When interest cannot be returned
High school English teachers would do well to pop this one on the projector in the classroom.
“Captive of the Sun”
My Miss Phonia brought the faders up now
She’s a military grade, in dolby surround
Around 5.1, cue the barking from the baritone
Conductor in the pit, for the car honk duet
Half-tone harmony from the sewer
Rebel youth choir belt phrases even newer
Dump truck man, drops the beat with trash cans
Call 911! We got therapy demands
Philharmonic got a first chair car crash
Pan the falsetto to smash the glass
It’s a drive-by lullaby that couldn’t get worse
A melody abandoned in the key of New York
Here, Savage and Brown basically rap — lethargically — playing puns with “misophonia,” which means “hatred of sound. These are great lines. And that says nothing of the way the song structure moves, changes, and kicks into high gear.
“Berlin Got Blurry”
Döner wrapper done right — an extinguished crutch of a rollie inside yellow fingers. Nothing lasts but nearly everything lingers in life. Cell phone service, it’s not that expensive, but that takes commitment and you just don’t have it. It feels so effortless to be a stranger but feeling foreign is such a lonely habit. But you can’t crop yourself out of a picture. You’re out of focus but still framed inside. Berlin got blurry and my heart started hurtin’ for you.

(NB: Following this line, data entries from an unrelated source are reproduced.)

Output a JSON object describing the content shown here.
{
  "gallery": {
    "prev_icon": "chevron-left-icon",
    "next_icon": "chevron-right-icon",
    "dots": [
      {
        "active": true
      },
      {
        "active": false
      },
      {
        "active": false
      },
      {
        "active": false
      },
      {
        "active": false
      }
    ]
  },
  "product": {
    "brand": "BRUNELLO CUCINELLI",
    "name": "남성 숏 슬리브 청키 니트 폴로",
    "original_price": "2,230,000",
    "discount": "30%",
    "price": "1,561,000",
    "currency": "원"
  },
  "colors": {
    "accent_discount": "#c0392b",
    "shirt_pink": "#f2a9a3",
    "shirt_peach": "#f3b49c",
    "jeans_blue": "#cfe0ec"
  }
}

Loud mouth livin’ got you some attention and second chances given without doubt. Guess you’ve got a history but it’s not worth a mention tonight. Kind ears captive to the beers you purchased. Sipping through your scenes of plastered confession. Telling pretty stories, is it your sole purpose? Telling everybody that you’ve learned your lesson but no one’s falling for that nice guy bullshit. They waited years you can wait one night. Berlin got blurry when my eyes started telling it to.
Funny how it charms you that Teutonic frankness. Listen and it arms you with a new type of patience. Maybe it alarms you because it tastes so familiar and wild. French fries, hot dog, ketchup — main ingredients. Swears in flawless English it’s the best in town. It’s funny how our sameness cannot be distinguished. Strangeness is relieving when you point it out. Email poem-slogan is an example of three things I can’t unify. Berlin got blurry as my thoughts all hurried to you.

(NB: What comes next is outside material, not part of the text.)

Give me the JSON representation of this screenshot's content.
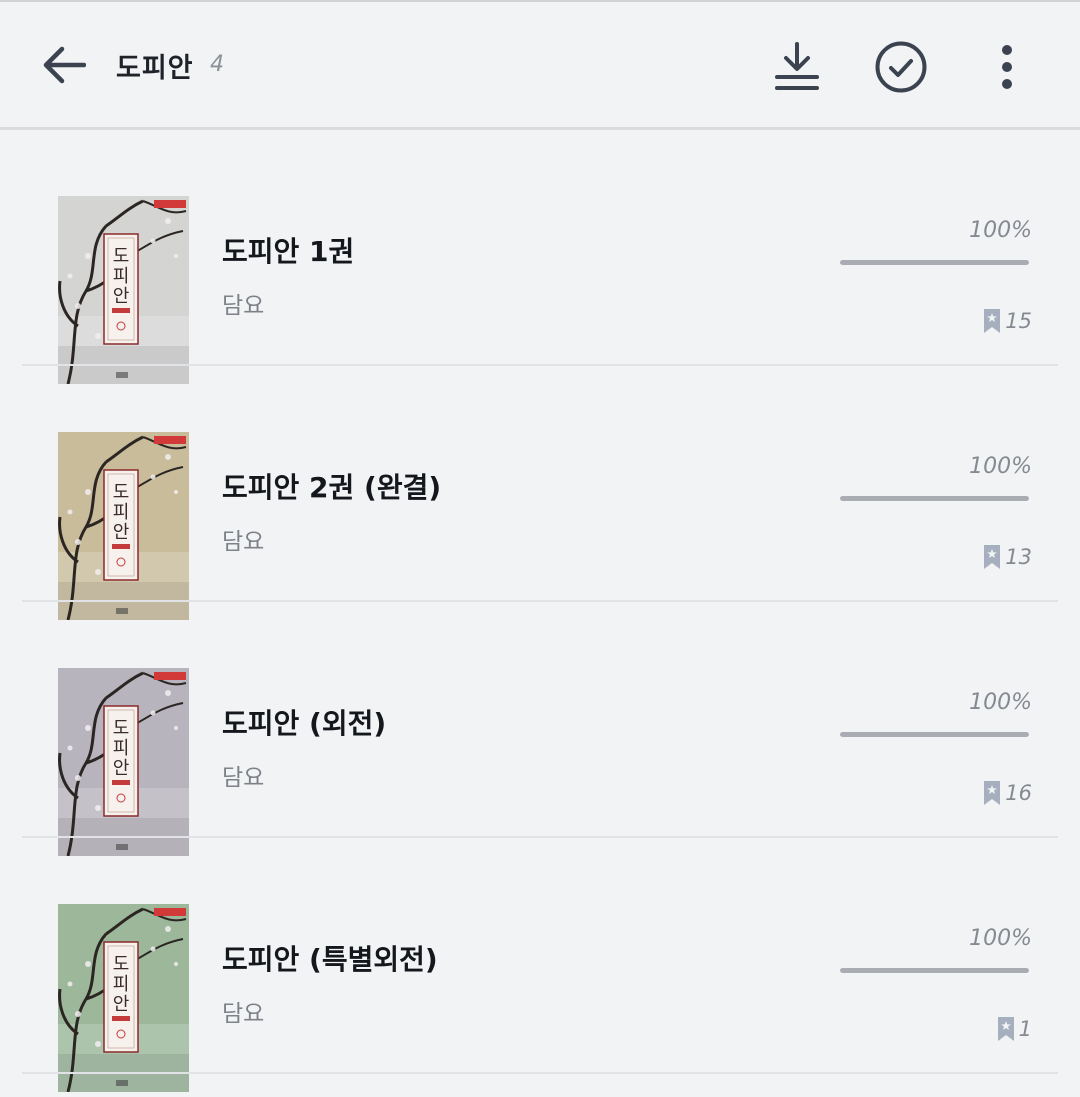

The words above are the whole song. And for a reason: It’s a fully-realized image. Any disaffected, drunk American who has wandered through the streets of Europe — searching for something — can connect, here. Savage wrote this in Berlin and his sloppily-delivered details are right on: döner kebabs litter the streets, alongside steins of beer, and foreigners attempting to get service on their phones. (Throw in a Morricone-ready guitar strum straight out of The Good, the Bad and the Ugly and it’s total U.S. invasion.) The “rollie” reference struck particular resonance with me: I didn’t know what term meant until, in 2003, a Dublin cop instructed me and friend to extinguish our joint curbside in the Temple Bar.
“Keep It Even”
There’s a drawer in my house that I try to keep closed but it’s open
There’s a commitment that I made to be somewhere but it’s broken
an oblique mantra in my head, it lies. There on the floor like a bed
that would collapse like a trap, if it was spoken.
You gotta keep it even, even when you’re uptight
Even when you’re happy
Even when you’re reaching for some line I’ve had in mind,
it’s been repressed over time so I’m breathing.
Seduced by an excuse that cannot be made but I’m speaking
Austin Brown sings of apathy, disconnection, and removal: Again, Parquet Courts balances the act between cerebral insights and everyday buzzkills. Here, the group reminds of another sure bet to be in the 2016 best-of discussion: Car Seat Headrest. Will Toledo’s lyrics are a wonder, too: odd yet comforting.
Notwithstanding comparisons to other groups, Parquet Courts are sui generis. When you hear ‘em you know it’s them. There’s a rough edge that many won’t be able to get over, yet a palatable, universal undercurrent throughout — and I’m talking about the music, this time. Throw some kickass ideas on top and you’ve got the makings of one of the best albums of the year.